• _Aim of the task_
No pictures belong in the copy. Reproduce exactly the lines beginning at the line containing "Enumerate this screenshot's" and continuing to the end of the entries below.

• _Data excerpts_
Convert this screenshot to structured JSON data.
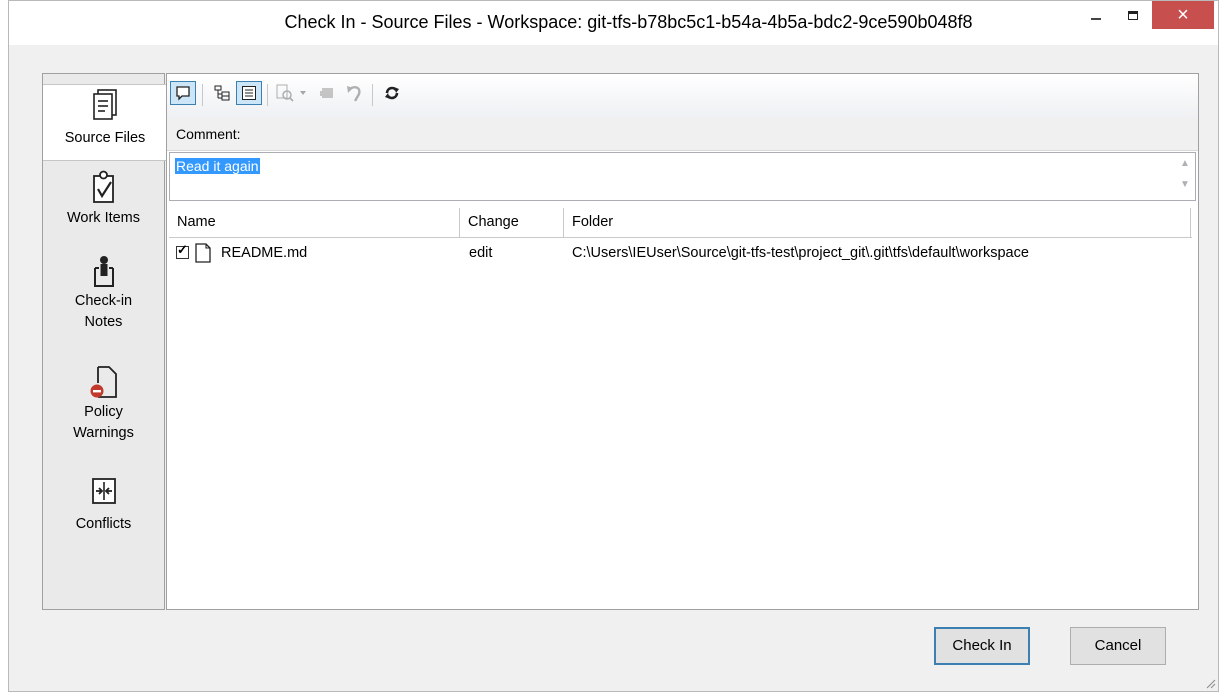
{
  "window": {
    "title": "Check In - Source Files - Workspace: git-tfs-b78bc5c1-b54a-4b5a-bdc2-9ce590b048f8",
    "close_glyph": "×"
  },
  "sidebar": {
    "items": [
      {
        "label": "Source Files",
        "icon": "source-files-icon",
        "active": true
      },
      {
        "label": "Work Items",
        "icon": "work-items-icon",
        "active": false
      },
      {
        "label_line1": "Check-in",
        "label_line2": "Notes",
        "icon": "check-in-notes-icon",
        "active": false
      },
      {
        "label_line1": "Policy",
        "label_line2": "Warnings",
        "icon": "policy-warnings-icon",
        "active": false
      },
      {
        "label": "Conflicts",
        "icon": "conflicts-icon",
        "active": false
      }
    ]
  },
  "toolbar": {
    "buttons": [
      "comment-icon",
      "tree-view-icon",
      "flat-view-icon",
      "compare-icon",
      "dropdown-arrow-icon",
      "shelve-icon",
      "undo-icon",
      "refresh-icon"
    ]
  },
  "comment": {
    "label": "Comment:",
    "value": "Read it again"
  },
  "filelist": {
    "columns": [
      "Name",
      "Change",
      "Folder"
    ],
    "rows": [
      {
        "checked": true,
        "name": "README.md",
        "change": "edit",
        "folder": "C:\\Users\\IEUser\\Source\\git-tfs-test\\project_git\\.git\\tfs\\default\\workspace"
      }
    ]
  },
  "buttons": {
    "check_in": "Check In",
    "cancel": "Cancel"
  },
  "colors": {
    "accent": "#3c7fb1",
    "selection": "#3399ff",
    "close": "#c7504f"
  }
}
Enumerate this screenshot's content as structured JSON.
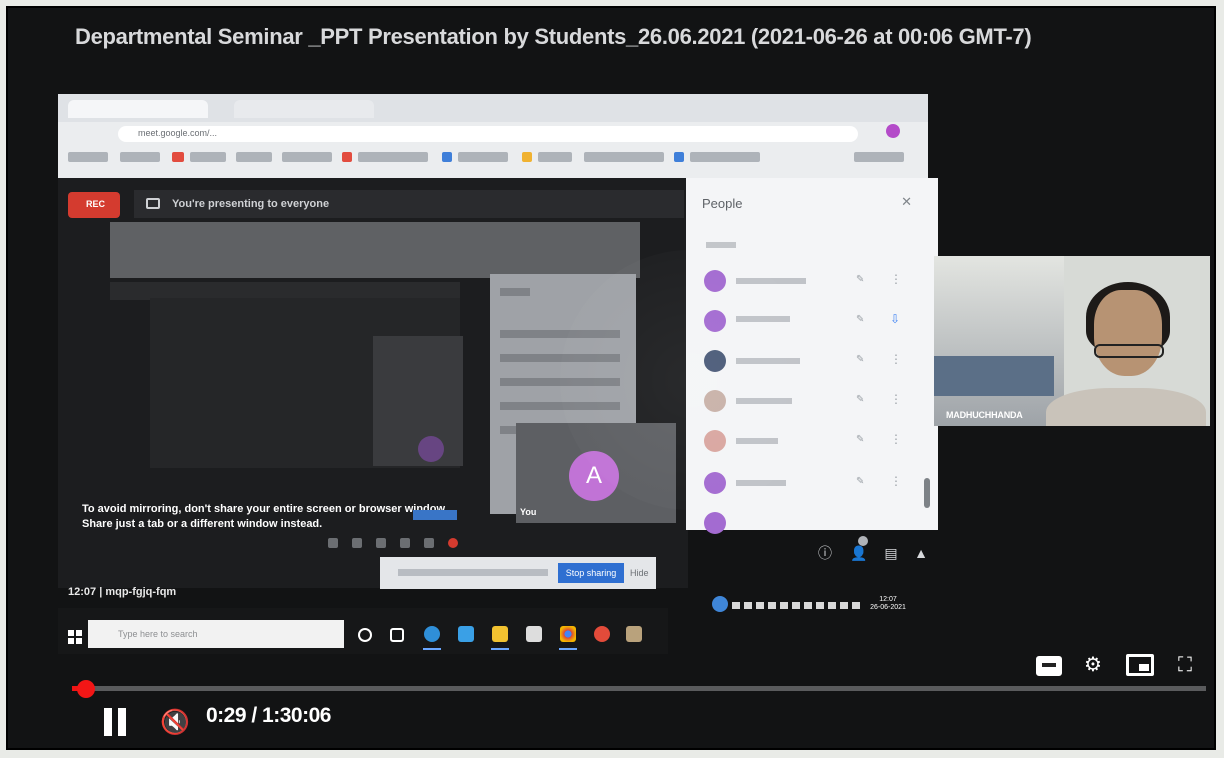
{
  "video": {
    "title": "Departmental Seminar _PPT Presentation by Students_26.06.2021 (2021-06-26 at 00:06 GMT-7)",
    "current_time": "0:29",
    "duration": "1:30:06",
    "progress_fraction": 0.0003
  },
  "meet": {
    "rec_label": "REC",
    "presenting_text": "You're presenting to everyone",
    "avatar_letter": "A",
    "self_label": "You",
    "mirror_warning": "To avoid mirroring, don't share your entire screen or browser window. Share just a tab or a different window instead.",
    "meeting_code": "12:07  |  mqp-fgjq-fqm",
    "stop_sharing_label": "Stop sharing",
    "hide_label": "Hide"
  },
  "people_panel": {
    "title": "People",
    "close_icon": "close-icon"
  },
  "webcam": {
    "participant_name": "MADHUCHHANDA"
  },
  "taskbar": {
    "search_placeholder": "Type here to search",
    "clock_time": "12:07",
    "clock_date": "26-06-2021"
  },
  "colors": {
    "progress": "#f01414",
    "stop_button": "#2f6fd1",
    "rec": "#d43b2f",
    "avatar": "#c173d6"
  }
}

• _Finished exercise_
Enumerate this screenshot's content as structured JSON.
{
  "video": {
    "title": "Departmental Seminar _PPT Presentation by Students_26.06.2021 (2021-06-26 at 00:06 GMT-7)",
    "current_time": "0:29",
    "duration": "1:30:06",
    "progress_fraction": 0.0003
  },
  "meet": {
    "rec_label": "REC",
    "presenting_text": "You're presenting to everyone",
    "avatar_letter": "A",
    "self_label": "You",
    "mirror_warning": "To avoid mirroring, don't share your entire screen or browser window. Share just a tab or a different window instead.",
    "meeting_code": "12:07  |  mqp-fgjq-fqm",
    "stop_sharing_label": "Stop sharing",
    "hide_label": "Hide"
  },
  "people_panel": {
    "title": "People",
    "close_icon": "close-icon"
  },
  "webcam": {
    "participant_name": "MADHUCHHANDA"
  },
  "taskbar": {
    "search_placeholder": "Type here to search",
    "clock_time": "12:07",
    "clock_date": "26-06-2021"
  },
  "colors": {
    "progress": "#f01414",
    "stop_button": "#2f6fd1",
    "rec": "#d43b2f",
    "avatar": "#c173d6"
  }
}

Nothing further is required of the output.